Version HistoryPreliminary version posted as Cryptology ePrint Archive Report 2011/553, under title “Non-Interactive Time-Stamping and Proofs of Work in the Random Oracle Model”.

We construct a publicly verifiable protocol for proving computational work based on collision- resistant hash functions and a new plausible complexity assumption regarding the existence of “inherently sequential” hash functions. Our protocol is based on a novel construction of time-lock puzzles. Given a sampled “puzzle” $$\mathcal{P} \overset{}\gets \mathbf{D}_n$$, where $$n$$ is the security parameter and $$\mathbf{D}_n$$ is the distribution of the puzzles, a corresponding “solution” can be generated using $$N$$ evaluations of the sequential hash function, where $$N > n$$ is another parameter, while any feasible adversarial strategy for generating valid solutions must take at least as much time as $$\Omega(N)$$ sequential evaluations of the hash function after receiving $$\mathcal{P}$$. Thus, valid solutions constitute a “proof” that $$\Omega(N)$$ parallel time elapsed since $$\mathcal{P}$$ was received. Solutions can be publicly and efficiently verified in time $$\mathrm{poly}(n) \cdot \mathrm{polylog}(N)$$. Applications of these “time-lock puzzles” include noninteractive timestamping of documents (when the distribution over the possible documents corresponds to the puzzle distribution $$\mathbf{D}_n$$) and universally verifiable CPU benchmarks.

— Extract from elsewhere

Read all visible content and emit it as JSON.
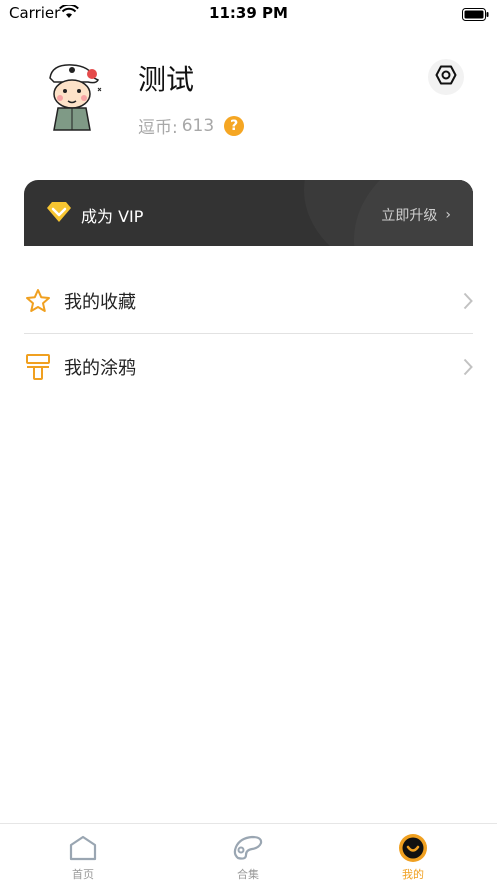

Our construction is secure in the standard model under complexity assumptions (collision- resistant hash functions and inherently sequential hash functions), and makes black-box use of the underlying primitives. Consequently, the corresponding construction in the random oracle model is secure unconditionally. Moreover, as it is a public-coin protocol, it can be made non- interactive in the random oracle model using the Fiat-Shamir Heuristic.

Our construction makes a novel use of “depth-robust” directed acyclic graphs—ones whose depth remains large even after removing a constant fraction of vertices—which were previously studied for the purpose of complexity lower bounds. The construction bypasses a recent negative result of Mahmoody, Moran, and Vadhan (CRYPTO ‘11) for time-lock puzzles in the random oracle model, which showed that it is impossible to have time-lock puzzles like ours in the random oracle model if the puzzle generator also computes a solution together with the puzzle.

Publisher's Version

Last updated on 06/30/2020